DIRECTIONS. The answer must be an exact copy of the records, with every picture removed.

#### RECORDS FOR THIS TASK

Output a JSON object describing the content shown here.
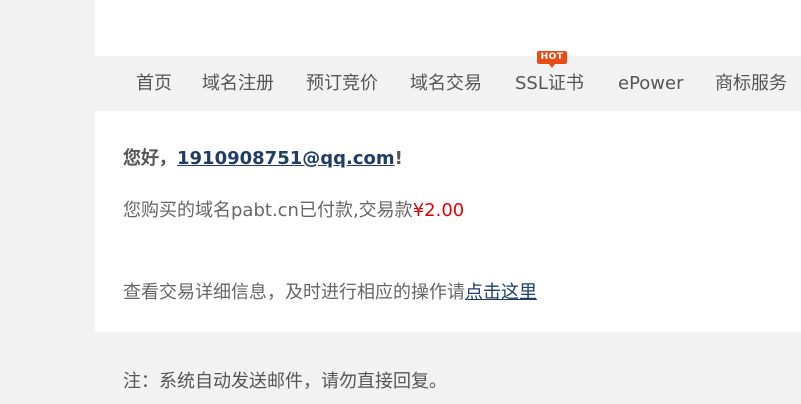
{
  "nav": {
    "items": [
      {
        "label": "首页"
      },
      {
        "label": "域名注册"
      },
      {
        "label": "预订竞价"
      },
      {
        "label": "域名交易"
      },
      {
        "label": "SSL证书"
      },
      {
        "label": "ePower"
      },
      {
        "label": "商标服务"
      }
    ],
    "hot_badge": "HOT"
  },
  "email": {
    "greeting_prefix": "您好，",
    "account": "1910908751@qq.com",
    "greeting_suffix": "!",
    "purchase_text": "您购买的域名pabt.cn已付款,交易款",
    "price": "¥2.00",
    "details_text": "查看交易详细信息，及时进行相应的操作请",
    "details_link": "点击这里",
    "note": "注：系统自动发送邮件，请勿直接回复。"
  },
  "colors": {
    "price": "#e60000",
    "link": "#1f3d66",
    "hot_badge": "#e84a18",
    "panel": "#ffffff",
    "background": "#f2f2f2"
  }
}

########

THE ANSWER.
Output a JSON object describing the content shown here.
{
  "nav": {
    "items": [
      {
        "label": "首页"
      },
      {
        "label": "域名注册"
      },
      {
        "label": "预订竞价"
      },
      {
        "label": "域名交易"
      },
      {
        "label": "SSL证书"
      },
      {
        "label": "ePower"
      },
      {
        "label": "商标服务"
      }
    ],
    "hot_badge": "HOT"
  },
  "email": {
    "greeting_prefix": "您好，",
    "account": "1910908751@qq.com",
    "greeting_suffix": "!",
    "purchase_text": "您购买的域名pabt.cn已付款,交易款",
    "price": "¥2.00",
    "details_text": "查看交易详细信息，及时进行相应的操作请",
    "details_link": "点击这里",
    "note": "注：系统自动发送邮件，请勿直接回复。"
  },
  "colors": {
    "price": "#e60000",
    "link": "#1f3d66",
    "hot_badge": "#e84a18",
    "panel": "#ffffff",
    "background": "#f2f2f2"
  }
}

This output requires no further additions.